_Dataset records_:
>>>>>

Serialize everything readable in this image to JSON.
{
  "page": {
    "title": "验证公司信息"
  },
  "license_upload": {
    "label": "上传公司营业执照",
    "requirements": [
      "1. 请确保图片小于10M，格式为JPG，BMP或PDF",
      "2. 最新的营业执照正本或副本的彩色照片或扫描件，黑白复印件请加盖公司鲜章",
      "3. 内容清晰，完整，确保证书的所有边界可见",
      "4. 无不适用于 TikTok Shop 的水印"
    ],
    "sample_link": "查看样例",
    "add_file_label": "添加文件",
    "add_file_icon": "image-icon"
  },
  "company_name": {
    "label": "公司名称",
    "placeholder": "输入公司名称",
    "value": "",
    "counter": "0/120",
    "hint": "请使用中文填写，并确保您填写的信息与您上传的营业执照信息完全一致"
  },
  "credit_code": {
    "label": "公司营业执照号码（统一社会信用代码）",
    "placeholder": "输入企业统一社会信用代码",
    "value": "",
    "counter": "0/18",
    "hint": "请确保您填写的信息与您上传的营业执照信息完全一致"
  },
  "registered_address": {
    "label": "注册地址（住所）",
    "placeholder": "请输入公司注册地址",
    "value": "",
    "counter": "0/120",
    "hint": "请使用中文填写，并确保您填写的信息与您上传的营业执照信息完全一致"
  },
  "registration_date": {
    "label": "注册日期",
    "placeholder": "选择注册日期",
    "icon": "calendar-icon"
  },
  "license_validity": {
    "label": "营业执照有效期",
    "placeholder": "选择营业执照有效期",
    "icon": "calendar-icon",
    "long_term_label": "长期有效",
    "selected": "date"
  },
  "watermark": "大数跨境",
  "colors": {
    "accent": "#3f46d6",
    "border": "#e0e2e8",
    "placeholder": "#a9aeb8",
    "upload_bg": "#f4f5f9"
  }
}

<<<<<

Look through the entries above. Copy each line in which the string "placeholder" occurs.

    "placeholder": "输入公司名称",
    "placeholder": "输入企业统一社会信用代码",
    "placeholder": "请输入公司注册地址",
    "placeholder": "选择注册日期",
    "placeholder": "选择营业执照有效期",
    "placeholder": "#a9aeb8",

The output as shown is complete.